compared with the number of poor. Appendix P. gives, with other statistical information, the proportion of the annual value of the property liable to be taxed for poor-rate, averaged for every 100 inhabitants, and for every 100 acres of area, in each of the counties in Ireland; and appendix Q. gives similar information as respects England and Wales. Some particulars may be stated here, VIZ.
Average of England and Wales £171 p 100 acres, £393 p. 100 inhabitants
This shows a very great difference between the two countries, as to their present capability of supporting the poor. The annual value of property liable to be rated for this purpose in England, is about two and a half times as great as in Ireland, when compared with the number of inhabitants; while all will admit, that there is a much larger proportion of the people of Ireland who are destitute, and require relief. The proportion to be relieved is at least twice as large, and the means applicable to their relief little more than one third.

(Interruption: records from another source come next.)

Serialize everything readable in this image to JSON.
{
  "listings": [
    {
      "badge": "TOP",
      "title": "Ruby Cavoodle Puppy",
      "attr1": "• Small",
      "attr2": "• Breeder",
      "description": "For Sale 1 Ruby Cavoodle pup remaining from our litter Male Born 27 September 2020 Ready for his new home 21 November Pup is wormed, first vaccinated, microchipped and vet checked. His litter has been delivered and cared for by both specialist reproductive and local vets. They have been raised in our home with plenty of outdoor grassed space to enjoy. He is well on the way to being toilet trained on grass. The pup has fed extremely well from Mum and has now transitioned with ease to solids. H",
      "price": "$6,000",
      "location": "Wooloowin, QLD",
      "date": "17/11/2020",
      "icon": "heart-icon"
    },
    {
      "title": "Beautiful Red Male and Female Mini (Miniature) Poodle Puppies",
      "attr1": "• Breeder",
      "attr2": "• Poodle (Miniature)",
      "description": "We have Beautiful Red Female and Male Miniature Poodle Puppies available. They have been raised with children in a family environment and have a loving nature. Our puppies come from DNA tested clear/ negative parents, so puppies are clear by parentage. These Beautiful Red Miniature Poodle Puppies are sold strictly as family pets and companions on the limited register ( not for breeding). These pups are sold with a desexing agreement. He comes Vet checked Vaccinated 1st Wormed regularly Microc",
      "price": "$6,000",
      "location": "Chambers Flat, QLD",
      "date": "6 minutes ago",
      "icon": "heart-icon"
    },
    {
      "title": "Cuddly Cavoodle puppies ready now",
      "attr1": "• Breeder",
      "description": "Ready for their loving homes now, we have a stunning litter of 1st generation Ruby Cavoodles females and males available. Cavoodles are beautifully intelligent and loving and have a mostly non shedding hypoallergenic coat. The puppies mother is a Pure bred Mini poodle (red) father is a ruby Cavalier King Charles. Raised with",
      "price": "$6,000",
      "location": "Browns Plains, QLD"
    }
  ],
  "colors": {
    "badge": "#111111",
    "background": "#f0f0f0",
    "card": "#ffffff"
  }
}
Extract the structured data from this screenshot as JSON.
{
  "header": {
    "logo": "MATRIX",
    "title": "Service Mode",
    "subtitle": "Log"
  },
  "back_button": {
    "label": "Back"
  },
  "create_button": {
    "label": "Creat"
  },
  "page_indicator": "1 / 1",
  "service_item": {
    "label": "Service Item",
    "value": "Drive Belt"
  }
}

* This and the two following statements are arranged according to the proportion which the annual value of property bears to the population. Hereford being a thinly peopled county, the valuation is low when compared with the area of land. If arranged in proportion to area, Lancashire would be the highest, except Middlesex, the valuation being 4.471 for every 100 acres. The proportion for Middlesex amounts to .94061.
But it must not be inferred that no part of Ireland can support its poor. Unquestionably, there is sufficient property to do so in the greater part of the country. If we compare the different provinces, we find the proportion of property liable to poor-rates in each of the four provinces to be as
or, if we compare some of the best circumstanced counties of Leinster and Ulster with the worst of Munster and Connaught, we find:
Certainly almost the whole of Leinster and Ulster, and a large part of Munster, ought to be able to support the poor, without any assistance temporary or otherwise. It only requires judicious and economical management of the funds, and firmness in collecting the rates.